Extracted information below:
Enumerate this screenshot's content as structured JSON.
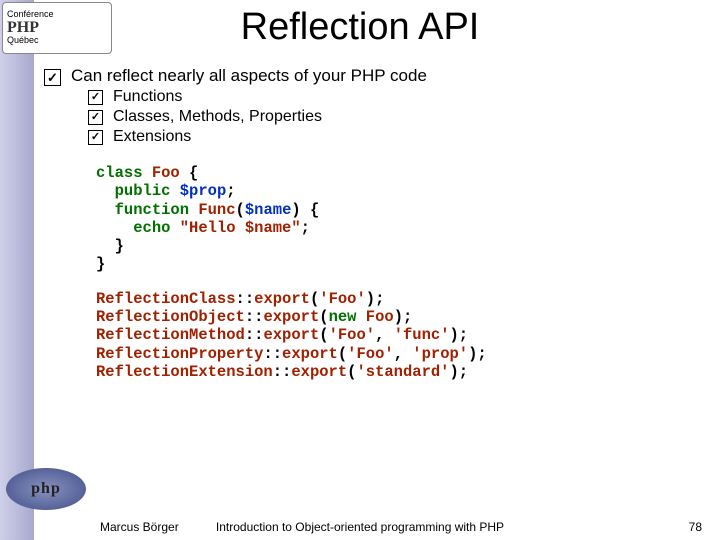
{
  "logo_top": {
    "line1": "Conférence",
    "brand": "PHP",
    "line2": "Québec"
  },
  "logo_bottom": "php",
  "title": "Reflection API",
  "main_bullet": "Can reflect nearly all aspects of your PHP code",
  "sub_bullets": [
    "Functions",
    "Classes, Methods, Properties",
    "Extensions"
  ],
  "code_block1": [
    {
      "t": "kw",
      "v": "class "
    },
    {
      "t": "fn",
      "v": "Foo "
    },
    {
      "t": "pl",
      "v": "{\n"
    },
    {
      "t": "pl",
      "v": "  "
    },
    {
      "t": "kw",
      "v": "public "
    },
    {
      "t": "var",
      "v": "$prop"
    },
    {
      "t": "pl",
      "v": ";\n"
    },
    {
      "t": "pl",
      "v": "  "
    },
    {
      "t": "kw",
      "v": "function "
    },
    {
      "t": "fn",
      "v": "Func"
    },
    {
      "t": "pl",
      "v": "("
    },
    {
      "t": "var",
      "v": "$name"
    },
    {
      "t": "pl",
      "v": ") {\n"
    },
    {
      "t": "pl",
      "v": "    "
    },
    {
      "t": "kw",
      "v": "echo "
    },
    {
      "t": "str",
      "v": "\"Hello $name\""
    },
    {
      "t": "pl",
      "v": ";\n"
    },
    {
      "t": "pl",
      "v": "  }\n"
    },
    {
      "t": "pl",
      "v": "}\n"
    }
  ],
  "code_block2": [
    {
      "t": "fn",
      "v": "ReflectionClass"
    },
    {
      "t": "pl",
      "v": "::"
    },
    {
      "t": "fn",
      "v": "export"
    },
    {
      "t": "pl",
      "v": "("
    },
    {
      "t": "str",
      "v": "'Foo'"
    },
    {
      "t": "pl",
      "v": ");\n"
    },
    {
      "t": "fn",
      "v": "ReflectionObject"
    },
    {
      "t": "pl",
      "v": "::"
    },
    {
      "t": "fn",
      "v": "export"
    },
    {
      "t": "pl",
      "v": "("
    },
    {
      "t": "kw",
      "v": "new "
    },
    {
      "t": "fn",
      "v": "Foo"
    },
    {
      "t": "pl",
      "v": ");\n"
    },
    {
      "t": "fn",
      "v": "ReflectionMethod"
    },
    {
      "t": "pl",
      "v": "::"
    },
    {
      "t": "fn",
      "v": "export"
    },
    {
      "t": "pl",
      "v": "("
    },
    {
      "t": "str",
      "v": "'Foo'"
    },
    {
      "t": "pl",
      "v": ", "
    },
    {
      "t": "str",
      "v": "'func'"
    },
    {
      "t": "pl",
      "v": ");\n"
    },
    {
      "t": "fn",
      "v": "ReflectionProperty"
    },
    {
      "t": "pl",
      "v": "::"
    },
    {
      "t": "fn",
      "v": "export"
    },
    {
      "t": "pl",
      "v": "("
    },
    {
      "t": "str",
      "v": "'Foo'"
    },
    {
      "t": "pl",
      "v": ", "
    },
    {
      "t": "str",
      "v": "'prop'"
    },
    {
      "t": "pl",
      "v": ");\n"
    },
    {
      "t": "fn",
      "v": "ReflectionExtension"
    },
    {
      "t": "pl",
      "v": "::"
    },
    {
      "t": "fn",
      "v": "export"
    },
    {
      "t": "pl",
      "v": "("
    },
    {
      "t": "str",
      "v": "'standard'"
    },
    {
      "t": "pl",
      "v": ");\n"
    }
  ],
  "footer": {
    "author": "Marcus Börger",
    "title": "Introduction to Object-oriented programming with PHP",
    "page": "78"
  }
}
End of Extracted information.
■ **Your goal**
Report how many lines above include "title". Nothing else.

■ **Result for this exercise**
2